= Task input =
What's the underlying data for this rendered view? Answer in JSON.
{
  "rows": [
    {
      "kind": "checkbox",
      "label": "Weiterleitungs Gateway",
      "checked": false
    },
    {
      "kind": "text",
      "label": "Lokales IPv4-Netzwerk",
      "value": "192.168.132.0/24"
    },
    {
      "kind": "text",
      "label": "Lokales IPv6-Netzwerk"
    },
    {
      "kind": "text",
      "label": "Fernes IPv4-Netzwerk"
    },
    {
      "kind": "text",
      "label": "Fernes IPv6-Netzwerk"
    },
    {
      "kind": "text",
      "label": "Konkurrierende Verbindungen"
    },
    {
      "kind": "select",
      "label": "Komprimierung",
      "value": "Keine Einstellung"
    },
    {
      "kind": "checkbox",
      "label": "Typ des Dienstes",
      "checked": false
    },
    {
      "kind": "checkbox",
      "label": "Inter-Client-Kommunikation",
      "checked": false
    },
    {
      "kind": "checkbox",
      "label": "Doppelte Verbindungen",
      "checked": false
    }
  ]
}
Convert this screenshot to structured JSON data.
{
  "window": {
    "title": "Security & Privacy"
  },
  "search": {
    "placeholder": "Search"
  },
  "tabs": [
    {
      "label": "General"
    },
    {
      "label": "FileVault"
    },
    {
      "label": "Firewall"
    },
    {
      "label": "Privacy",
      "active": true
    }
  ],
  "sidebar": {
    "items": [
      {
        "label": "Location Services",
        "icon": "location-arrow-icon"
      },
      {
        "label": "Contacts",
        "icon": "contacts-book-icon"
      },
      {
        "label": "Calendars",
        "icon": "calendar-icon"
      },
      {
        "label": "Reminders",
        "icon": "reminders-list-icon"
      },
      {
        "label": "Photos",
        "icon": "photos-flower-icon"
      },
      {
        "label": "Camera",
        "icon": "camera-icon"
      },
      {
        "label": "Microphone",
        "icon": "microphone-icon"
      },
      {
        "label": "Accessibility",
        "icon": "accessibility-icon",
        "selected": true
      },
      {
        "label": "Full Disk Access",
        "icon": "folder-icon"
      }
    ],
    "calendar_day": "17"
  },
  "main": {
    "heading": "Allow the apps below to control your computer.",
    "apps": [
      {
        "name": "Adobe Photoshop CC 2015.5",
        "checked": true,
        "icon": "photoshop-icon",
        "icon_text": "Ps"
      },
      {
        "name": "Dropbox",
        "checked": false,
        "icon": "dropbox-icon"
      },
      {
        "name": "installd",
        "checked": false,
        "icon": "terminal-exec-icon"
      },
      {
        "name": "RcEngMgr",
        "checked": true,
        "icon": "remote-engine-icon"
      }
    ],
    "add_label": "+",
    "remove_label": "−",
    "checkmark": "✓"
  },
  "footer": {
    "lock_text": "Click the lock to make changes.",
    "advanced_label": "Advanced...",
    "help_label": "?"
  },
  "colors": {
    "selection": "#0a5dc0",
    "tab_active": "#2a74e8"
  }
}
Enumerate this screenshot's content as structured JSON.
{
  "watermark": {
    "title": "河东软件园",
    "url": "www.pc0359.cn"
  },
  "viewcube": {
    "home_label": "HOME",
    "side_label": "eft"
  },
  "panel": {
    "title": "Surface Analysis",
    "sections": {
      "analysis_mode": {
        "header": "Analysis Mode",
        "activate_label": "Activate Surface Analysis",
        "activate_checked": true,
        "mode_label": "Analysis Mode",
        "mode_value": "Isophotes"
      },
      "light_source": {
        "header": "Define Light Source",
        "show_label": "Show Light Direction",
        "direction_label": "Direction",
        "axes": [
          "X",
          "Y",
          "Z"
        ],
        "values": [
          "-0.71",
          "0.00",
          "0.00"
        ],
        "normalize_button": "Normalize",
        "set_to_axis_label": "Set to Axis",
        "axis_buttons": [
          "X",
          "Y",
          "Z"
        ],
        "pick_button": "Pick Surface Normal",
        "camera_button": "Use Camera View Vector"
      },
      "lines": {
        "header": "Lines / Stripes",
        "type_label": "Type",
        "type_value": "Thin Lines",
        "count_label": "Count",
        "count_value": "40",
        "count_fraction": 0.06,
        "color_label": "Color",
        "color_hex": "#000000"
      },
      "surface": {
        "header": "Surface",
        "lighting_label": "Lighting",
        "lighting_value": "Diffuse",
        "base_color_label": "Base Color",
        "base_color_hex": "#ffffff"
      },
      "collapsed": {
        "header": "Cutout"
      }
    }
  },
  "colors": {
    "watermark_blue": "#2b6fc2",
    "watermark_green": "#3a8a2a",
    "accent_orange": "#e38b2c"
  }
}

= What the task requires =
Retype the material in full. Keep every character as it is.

= Answer to the problem =
What's the underlying data for this rendered view? Answer in JSON.
{
  "rows": [
    {
      "kind": "checkbox",
      "label": "Weiterleitungs Gateway",
      "checked": false
    },
    {
      "kind": "text",
      "label": "Lokales IPv4-Netzwerk",
      "value": "192.168.132.0/24"
    },
    {
      "kind": "text",
      "label": "Lokales IPv6-Netzwerk"
    },
    {
      "kind": "text",
      "label": "Fernes IPv4-Netzwerk"
    },
    {
      "kind": "text",
      "label": "Fernes IPv6-Netzwerk"
    },
    {
      "kind": "text",
      "label": "Konkurrierende Verbindungen"
    },
    {
      "kind": "select",
      "label": "Komprimierung",
      "value": "Keine Einstellung"
    },
    {
      "kind": "checkbox",
      "label": "Typ des Dienstes",
      "checked": false
    },
    {
      "kind": "checkbox",
      "label": "Inter-Client-Kommunikation",
      "checked": false
    },
    {
      "kind": "checkbox",
      "label": "Doppelte Verbindungen",
      "checked": false
    }
  ]
}
Convert this screenshot to structured JSON data.
{
  "window": {
    "title": "Security & Privacy"
  },
  "search": {
    "placeholder": "Search"
  },
  "tabs": [
    {
      "label": "General"
    },
    {
      "label": "FileVault"
    },
    {
      "label": "Firewall"
    },
    {
      "label": "Privacy",
      "active": true
    }
  ],
  "sidebar": {
    "items": [
      {
        "label": "Location Services",
        "icon": "location-arrow-icon"
      },
      {
        "label": "Contacts",
        "icon": "contacts-book-icon"
      },
      {
        "label": "Calendars",
        "icon": "calendar-icon"
      },
      {
        "label": "Reminders",
        "icon": "reminders-list-icon"
      },
      {
        "label": "Photos",
        "icon": "photos-flower-icon"
      },
      {
        "label": "Camera",
        "icon": "camera-icon"
      },
      {
        "label": "Microphone",
        "icon": "microphone-icon"
      },
      {
        "label": "Accessibility",
        "icon": "accessibility-icon",
        "selected": true
      },
      {
        "label": "Full Disk Access",
        "icon": "folder-icon"
      }
    ],
    "calendar_day": "17"
  },
  "main": {
    "heading": "Allow the apps below to control your computer.",
    "apps": [
      {
        "name": "Adobe Photoshop CC 2015.5",
        "checked": true,
        "icon": "photoshop-icon",
        "icon_text": "Ps"
      },
      {
        "name": "Dropbox",
        "checked": false,
        "icon": "dropbox-icon"
      },
      {
        "name": "installd",
        "checked": false,
        "icon": "terminal-exec-icon"
      },
      {
        "name": "RcEngMgr",
        "checked": true,
        "icon": "remote-engine-icon"
      }
    ],
    "add_label": "+",
    "remove_label": "−",
    "checkmark": "✓"
  },
  "footer": {
    "lock_text": "Click the lock to make changes.",
    "advanced_label": "Advanced...",
    "help_label": "?"
  },
  "colors": {
    "selection": "#0a5dc0",
    "tab_active": "#2a74e8"
  }
}
Enumerate this screenshot's content as structured JSON.
{
  "watermark": {
    "title": "河东软件园",
    "url": "www.pc0359.cn"
  },
  "viewcube": {
    "home_label": "HOME",
    "side_label": "eft"
  },
  "panel": {
    "title": "Surface Analysis",
    "sections": {
      "analysis_mode": {
        "header": "Analysis Mode",
        "activate_label": "Activate Surface Analysis",
        "activate_checked": true,
        "mode_label": "Analysis Mode",
        "mode_value": "Isophotes"
      },
      "light_source": {
        "header": "Define Light Source",
        "show_label": "Show Light Direction",
        "direction_label": "Direction",
        "axes": [
          "X",
          "Y",
          "Z"
        ],
        "values": [
          "-0.71",
          "0.00",
          "0.00"
        ],
        "normalize_button": "Normalize",
        "set_to_axis_label": "Set to Axis",
        "axis_buttons": [
          "X",
          "Y",
          "Z"
        ],
        "pick_button": "Pick Surface Normal",
        "camera_button": "Use Camera View Vector"
      },
      "lines": {
        "header": "Lines / Stripes",
        "type_label": "Type",
        "type_value": "Thin Lines",
        "count_label": "Count",
        "count_value": "40",
        "count_fraction": 0.06,
        "color_label": "Color",
        "color_hex": "#000000"
      },
      "surface": {
        "header": "Surface",
        "lighting_label": "Lighting",
        "lighting_value": "Diffuse",
        "base_color_label": "Base Color",
        "base_color_hex": "#ffffff"
      },
      "collapsed": {
        "header": "Cutout"
      }
    }
  },
  "colors": {
    "watermark_blue": "#2b6fc2",
    "watermark_green": "#3a8a2a",
    "accent_orange": "#e38b2c"
  }
}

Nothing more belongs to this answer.